We said our farewells to Greg as he made his way down to the start and went in search of a good vantage point. For all the other races I have been to, this usually requires a fair amount of jockeying to park and then walking … and then requires standing in a big crowd of people trying to see your guy as they all whiz by.

I had scouted the map of the area and knew right where I wanted to be. I drove right to it, only to find one other car and a Monterey County Sherriff’s car. I figured the area must be closed to spectators since there was no one there, but I thought I’d ask the policeman if he knew of an alternate spot to spectate. He said that I could park right in front of him and watch from right here. Score!

The only down-side to this was that I had intended to enjoy a glass of wine or two while waiting ~30 minutes between each of the six laps… but that wasn’t happening with it pretty much being me and the cop hanging out there. Oh well! We had a great spot in the sun and out of the wind — and we were right between two curves so the guys had to slow down each time coming around this bend.

There were a few age groups racing at the same time, but not many guys in each group so it wasn’t that hard to pick out Greg the first time they came through.

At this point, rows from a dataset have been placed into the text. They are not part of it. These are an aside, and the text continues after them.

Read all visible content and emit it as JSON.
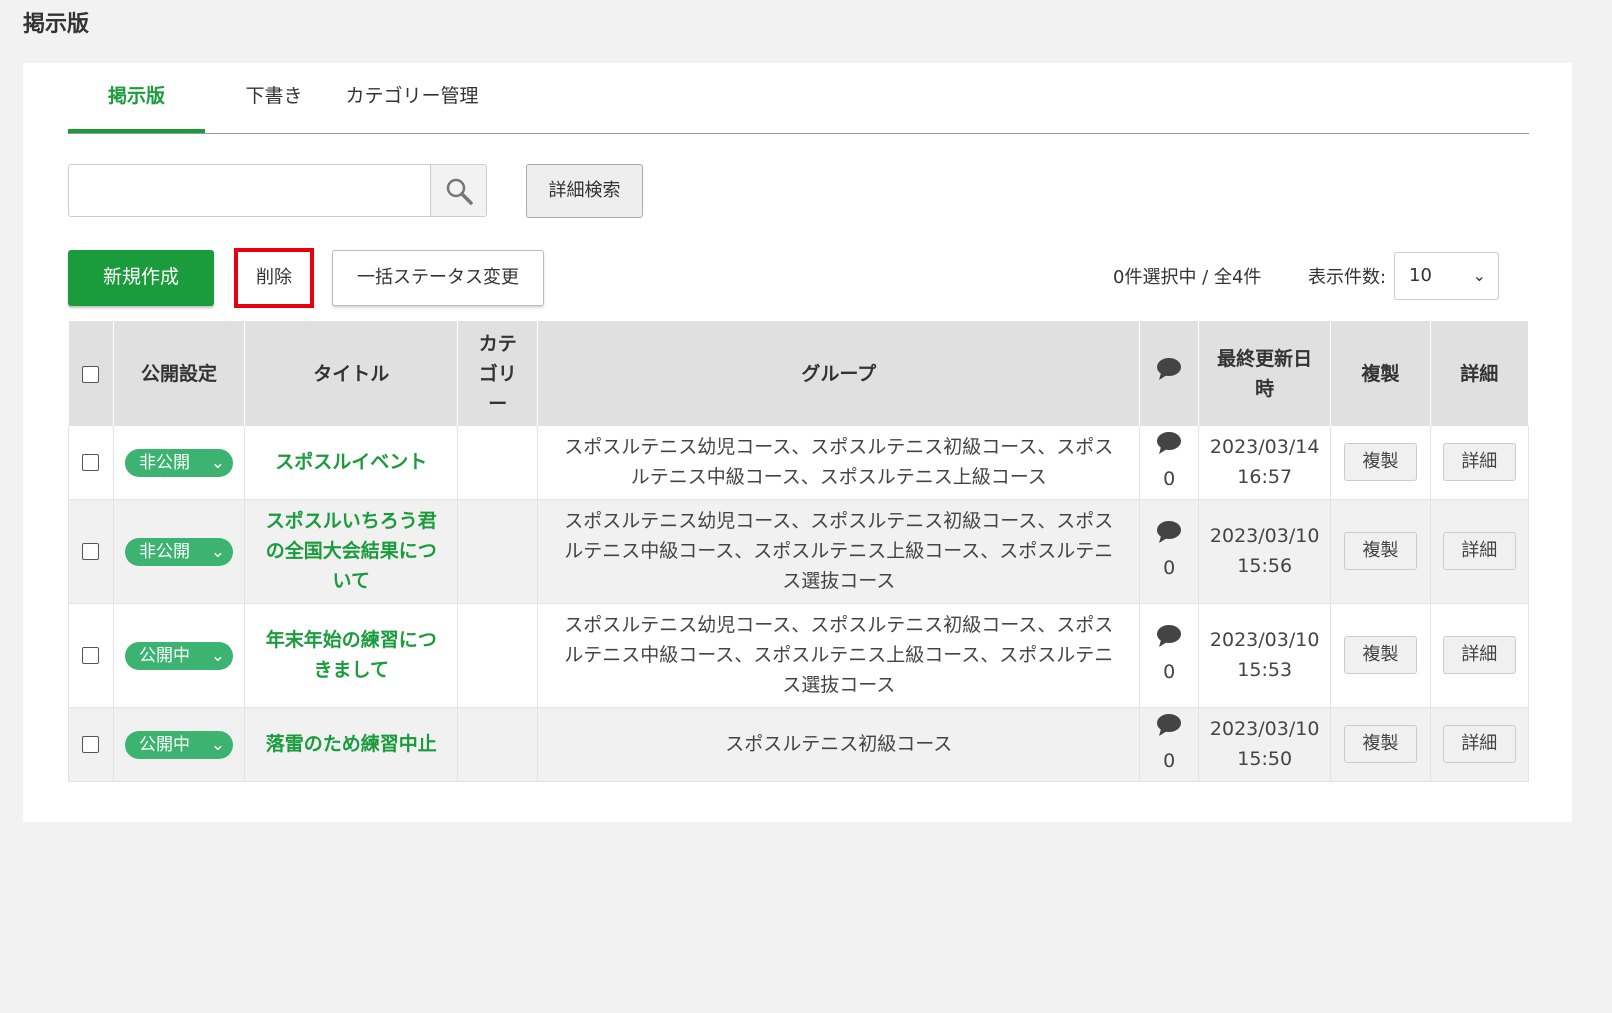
{
  "page": {
    "title": "掲示版"
  },
  "tabs": [
    {
      "label": "掲示版",
      "active": true
    },
    {
      "label": "下書き",
      "active": false
    },
    {
      "label": "カテゴリー管理",
      "active": false
    }
  ],
  "search": {
    "value": "",
    "placeholder": "",
    "advanced_label": "詳細検索"
  },
  "toolbar": {
    "new_label": "新規作成",
    "delete_label": "削除",
    "bulk_status_label": "一括ステータス変更",
    "selection_count": "0件選択中 / 全4件",
    "per_page_label": "表示件数:",
    "per_page_value": "10"
  },
  "table": {
    "headers": {
      "status": "公開設定",
      "title": "タイトル",
      "category": "カテゴリー",
      "group": "グループ",
      "updated": "最終更新日時",
      "copy": "複製",
      "detail": "詳細"
    },
    "rows": [
      {
        "status": "非公開",
        "title": "スポスルイベント",
        "category": "",
        "group": "スポスルテニス幼児コース、スポスルテニス初級コース、スポスルテニス中級コース、スポスルテニス上級コース",
        "comments": "0",
        "updated": "2023/03/14 16:57",
        "copy": "複製",
        "detail": "詳細"
      },
      {
        "status": "非公開",
        "title": "スポスルいちろう君の全国大会結果について",
        "category": "",
        "group": "スポスルテニス幼児コース、スポスルテニス初級コース、スポスルテニス中級コース、スポスルテニス上級コース、スポスルテニス選抜コース",
        "comments": "0",
        "updated": "2023/03/10 15:56",
        "copy": "複製",
        "detail": "詳細"
      },
      {
        "status": "公開中",
        "title": "年末年始の練習につきまして",
        "category": "",
        "group": "スポスルテニス幼児コース、スポスルテニス初級コース、スポスルテニス中級コース、スポスルテニス上級コース、スポスルテニス選抜コース",
        "comments": "0",
        "updated": "2023/03/10 15:53",
        "copy": "複製",
        "detail": "詳細"
      },
      {
        "status": "公開中",
        "title": "落雷のため練習中止",
        "category": "",
        "group": "スポスルテニス初級コース",
        "comments": "0",
        "updated": "2023/03/10 15:50",
        "copy": "複製",
        "detail": "詳細"
      }
    ]
  },
  "colors": {
    "brand_green": "#1a9b3c",
    "pill_green": "#3cb371",
    "highlight_red": "#e60012"
  }
}
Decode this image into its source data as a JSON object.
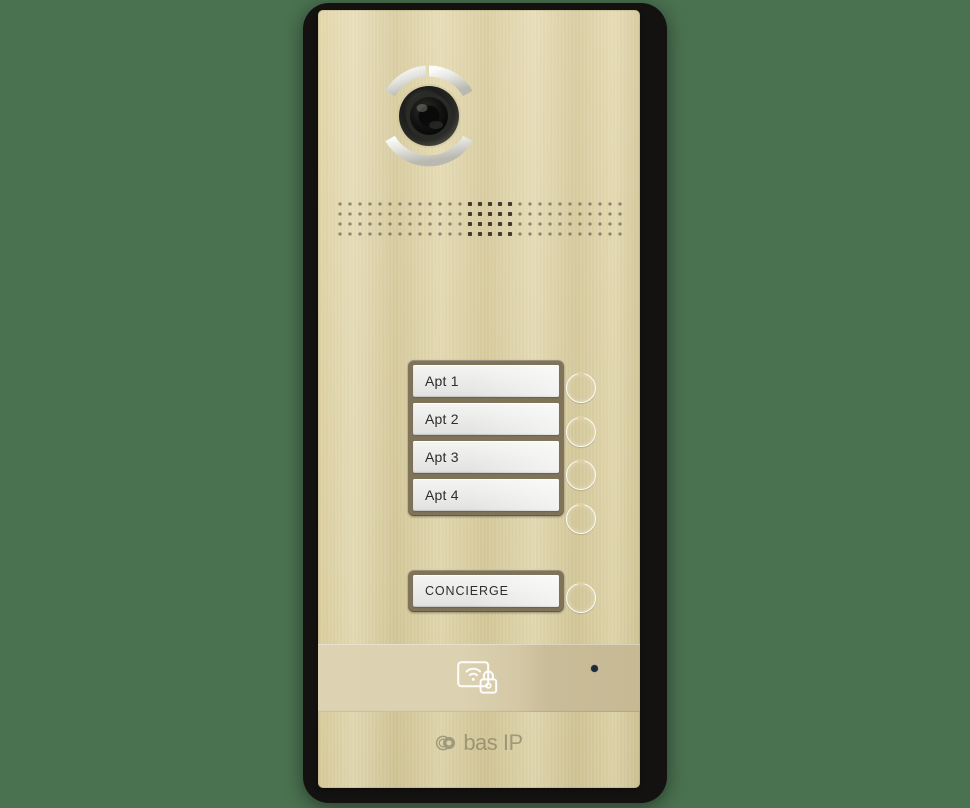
{
  "device": {
    "name": "BAS-IP multi-apartment IP video door station",
    "brand": "bas IP",
    "panel_finish_color": "#ded2a4",
    "frame_color": "#131210",
    "background_color": "#4a7150",
    "bezel_color": "#7f7459",
    "nameplate_color": "#ececea",
    "call_button_color": "#ffffff",
    "led_color": "#1e2a3a"
  },
  "camera": {
    "name": "camera-lens-module",
    "ring_segments": 3,
    "lens_color": "#1b1b1b",
    "ring_color": "#e9e9e6"
  },
  "speaker": {
    "name": "speaker-grille",
    "rows": 4,
    "columns": 29,
    "emphasis_columns": [
      13,
      14,
      15,
      16,
      17
    ]
  },
  "apartment_buttons": [
    {
      "label": "Apt 1",
      "call_button": "call-button-apt-1"
    },
    {
      "label": "Apt 2",
      "call_button": "call-button-apt-2"
    },
    {
      "label": "Apt 3",
      "call_button": "call-button-apt-3"
    },
    {
      "label": "Apt 4",
      "call_button": "call-button-apt-4"
    }
  ],
  "concierge": {
    "label": "CONCIERGE",
    "call_button": "call-button-concierge"
  },
  "rfid": {
    "name": "rfid-reader-zone",
    "icon": "rfid-card-lock-icon",
    "icon_parts": [
      "card",
      "wifi-waves",
      "padlock"
    ],
    "led": "status-led"
  },
  "logo": {
    "icon": "bas-ip-circle-icon",
    "text": "bas IP"
  }
}
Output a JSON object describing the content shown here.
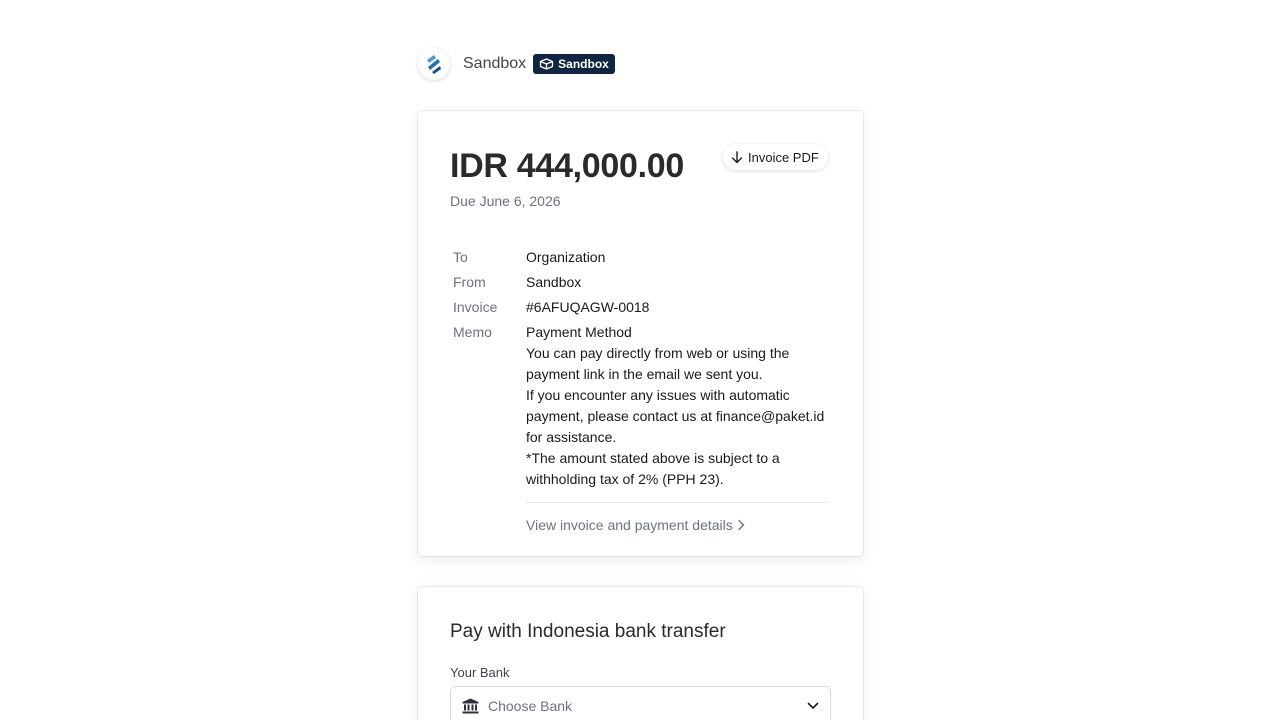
{
  "header": {
    "merchant_name": "Sandbox",
    "badge_label": "Sandbox",
    "logo_icon": "stripe-stripes-logo",
    "badge_icon": "sandbox-cube-icon"
  },
  "invoice": {
    "amount": "IDR 444,000.00",
    "pdf_button_label": "Invoice PDF",
    "due": "Due June 6, 2026",
    "fields": {
      "to_label": "To",
      "to_value": "Organization",
      "from_label": "From",
      "from_value": "Sandbox",
      "invoice_label": "Invoice",
      "invoice_value": "#6AFUQAGW-0018",
      "memo_label": "Memo",
      "memo_lines": [
        "Payment Method",
        "You can pay directly from web or using the payment link in the email we sent you.",
        "If you encounter any issues with automatic payment, please contact us at finance@paket.id for assistance.",
        "*The amount stated above is subject to a withholding tax of 2% (PPH 23)."
      ]
    },
    "view_details_label": "View invoice and payment details"
  },
  "payment": {
    "title": "Pay with Indonesia bank transfer",
    "bank_label": "Your Bank",
    "bank_placeholder": "Choose Bank"
  },
  "colors": {
    "badge_bg": "#0f2541",
    "muted_text": "#6a7383",
    "logo_blue": "#1f6fb5"
  }
}
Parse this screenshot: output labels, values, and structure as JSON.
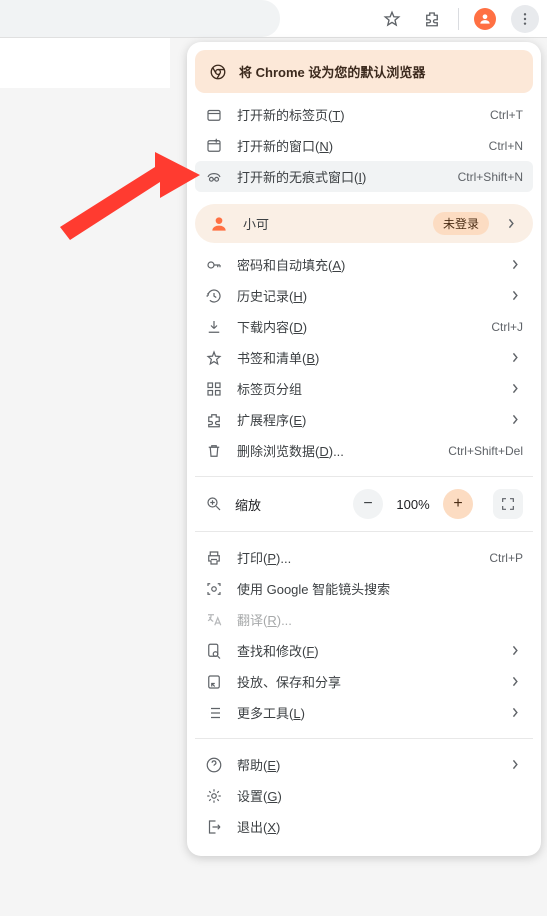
{
  "topbar": {
    "star_title": "bookmark",
    "ext_title": "extensions",
    "profile_title": "profile",
    "more_title": "more"
  },
  "banner": {
    "text": "将 Chrome 设为您的默认浏览器"
  },
  "group1": {
    "new_tab": {
      "label": "打开新的标签页(",
      "u": "T",
      "tail": ")",
      "shortcut": "Ctrl+T"
    },
    "new_window": {
      "label": "打开新的窗口(",
      "u": "N",
      "tail": ")",
      "shortcut": "Ctrl+N"
    },
    "incognito": {
      "label": "打开新的无痕式窗口(",
      "u": "I",
      "tail": ")",
      "shortcut": "Ctrl+Shift+N"
    }
  },
  "profile": {
    "name": "小可",
    "status": "未登录"
  },
  "group2": {
    "passwords": {
      "label": "密码和自动填充(",
      "u": "A",
      "tail": ")"
    },
    "history": {
      "label": "历史记录(",
      "u": "H",
      "tail": ")"
    },
    "downloads": {
      "label": "下载内容(",
      "u": "D",
      "tail": ")",
      "shortcut": "Ctrl+J"
    },
    "bookmarks": {
      "label": "书签和清单(",
      "u": "B",
      "tail": ")"
    },
    "tabgroups": {
      "label": "标签页分组"
    },
    "extensions": {
      "label": "扩展程序(",
      "u": "E",
      "tail": ")"
    },
    "cleardata": {
      "label": "删除浏览数据(",
      "u": "D",
      "tail": ")...",
      "shortcut": "Ctrl+Shift+Del"
    }
  },
  "zoom": {
    "label": "缩放",
    "value": "100%",
    "minus": "−",
    "plus": "+"
  },
  "group3": {
    "print": {
      "label": "打印(",
      "u": "P",
      "tail": ")...",
      "shortcut": "Ctrl+P"
    },
    "lens": {
      "label": "使用 Google 智能镜头搜索"
    },
    "translate": {
      "label": "翻译(",
      "u": "R",
      "tail": ")..."
    },
    "find": {
      "label": "查找和修改(",
      "u": "F",
      "tail": ")"
    },
    "cast": {
      "label": "投放、保存和分享"
    },
    "moretools": {
      "label": "更多工具(",
      "u": "L",
      "tail": ")"
    }
  },
  "group4": {
    "help": {
      "label": "帮助(",
      "u": "E",
      "tail": ")"
    },
    "settings": {
      "label": "设置(",
      "u": "G",
      "tail": ")"
    },
    "exit": {
      "label": "退出(",
      "u": "X",
      "tail": ")"
    }
  }
}
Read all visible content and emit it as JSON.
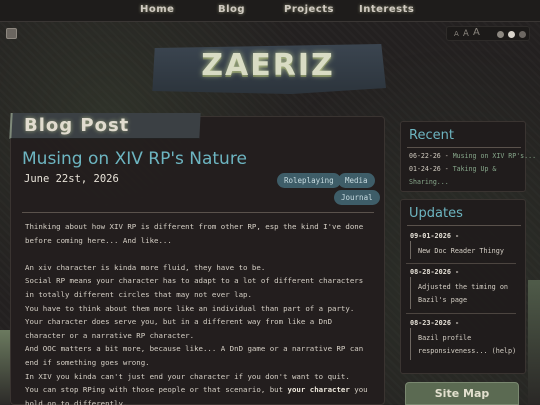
{
  "nav": {
    "items": [
      {
        "label": "Home"
      },
      {
        "label": "Blog"
      },
      {
        "label": "Projects"
      },
      {
        "label": "Interests"
      }
    ]
  },
  "font_size": {
    "small": "A",
    "medium": "A",
    "large": "A"
  },
  "logo": {
    "text": "ZAERIZ"
  },
  "banner": {
    "text": "Blog Post"
  },
  "post": {
    "title": "Musing on XIV RP's Nature",
    "date": "June 22st, 2026",
    "tags": [
      "Roleplaying",
      "Media",
      "Journal"
    ],
    "body": [
      "Thinking about how XIV RP is different from other RP, esp the kind I've done before coming here... And like...",
      "",
      "An xiv character is kinda more fluid, they have to be.",
      "Social RP means your character has to adapt to a lot of different characters in totally different circles that may not ever lap.",
      "You have to think about them more like an individual than part of a party.",
      "Your character does serve you, but in a different way from like a DnD character or a narrative RP character.",
      "And OOC matters a bit more, because like... A DnD game or a narrative RP can end if something goes wrong.",
      "In XIV you kinda can't just end your character if you don't want to quit."
    ],
    "last_line_before": "You can stop RPing with those people or that scenario, but ",
    "last_line_bold": "your character",
    "last_line_after": " you hold on to differently."
  },
  "recent": {
    "title": "Recent",
    "items": [
      {
        "date": "06-22-26",
        "sep": " - ",
        "title": "Musing on XIV RP's..."
      },
      {
        "date": "01-24-26",
        "sep": " - ",
        "title": "Taking Up &"
      },
      {
        "date": "",
        "sep": "",
        "title": "Sharing..."
      }
    ]
  },
  "updates": {
    "title": "Updates",
    "items": [
      {
        "date": "09-01-2026 -",
        "text": "New Doc Reader Thingy"
      },
      {
        "date": "08-28-2026 -",
        "text": "Adjusted the timing on Bazil's page"
      },
      {
        "date": "08-23-2026 -",
        "text": "Bazil profile responsiveness... (help)"
      }
    ]
  },
  "sitemap": {
    "label": "Site Map"
  },
  "colors": {
    "accent": "#6db5c1",
    "link": "#86a68a",
    "tag_bg": "#3e5d68"
  }
}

He was riding around the middle of the pack that first time and he estimated it would be about 30 minutes between laps. His peloton ended up averaging 25-26 minutes each time and I was able to get a couple of good shots with my point-and-shoot camera since I had an idea of when to be ready.

By the second lap Greg was at the front of the pack and he stayed there for the next three laps that we watched. We left after the fifth lap to get back to the finish line. I was hoping that Greg was dropping back on the other side of the loop, letting other guys do the work while he drafted. The side of the course that we were on was heading into the wind and right between two hills. He was doing a lot of the pulling!

In the end, Greg finished 9th out of 21 riders. To me, the ranking feels really disappointing, especially considering he was in front the whole way. Of note, the time difference between the #1 guy and Greg was about 30 seconds. He said it was an interesting race this year, where none of the guys stepped up to take on the job of pulling. Most waited until the end, having drafted off of him (and others) for ~45 miles, and made their push right at the uphill finish. He also said his average speed was a full mile per hour slower this year than it was last year. Just a different group of guys, I guess. The “nice” thing is that several guys did thank him for doing a lot of the work, so I guess that’s sportsman-like.

The reason that Greg isn’t disappointed with his ranking is that he wasn’t going after a win. He was going out to use his race legs. If he’d wanted to win, he would have dropped back into the peloton for several laps and let other guys do the work — regardless of what that did to overall speed. His goal was to work hard and that’s what he did. He felt good about his performance and his endurance throughout the race; his nutrition plan was appropriate. The bike race during a triathlon is not draft-legal, so he won’t have the benefit of letting someone else pull him around for 56 miles next week. He will have to do the work then, so he went out at Sea Otter knowing he would do it now.

This illustrates the importance of setting your race goals ahead of race day. These goals are the things that are entirely within your control — not things like weather or a flat tire or a crash ahead of you that slows the field down. Set your personal goals and train for them, then do your best to perform well and meet them. In Greg’s Sea Otter example, if he had wanted to win, his race strategy would have been entirely different. His time would have been slower, he would have worked less hard, and he wouldn’t be as prepared for his first Half Ironman triathlon next weekend. Mission accomplished!

After the race, Argus tested Greg’s legs and squeezed a little more work out of them just for the fun of it: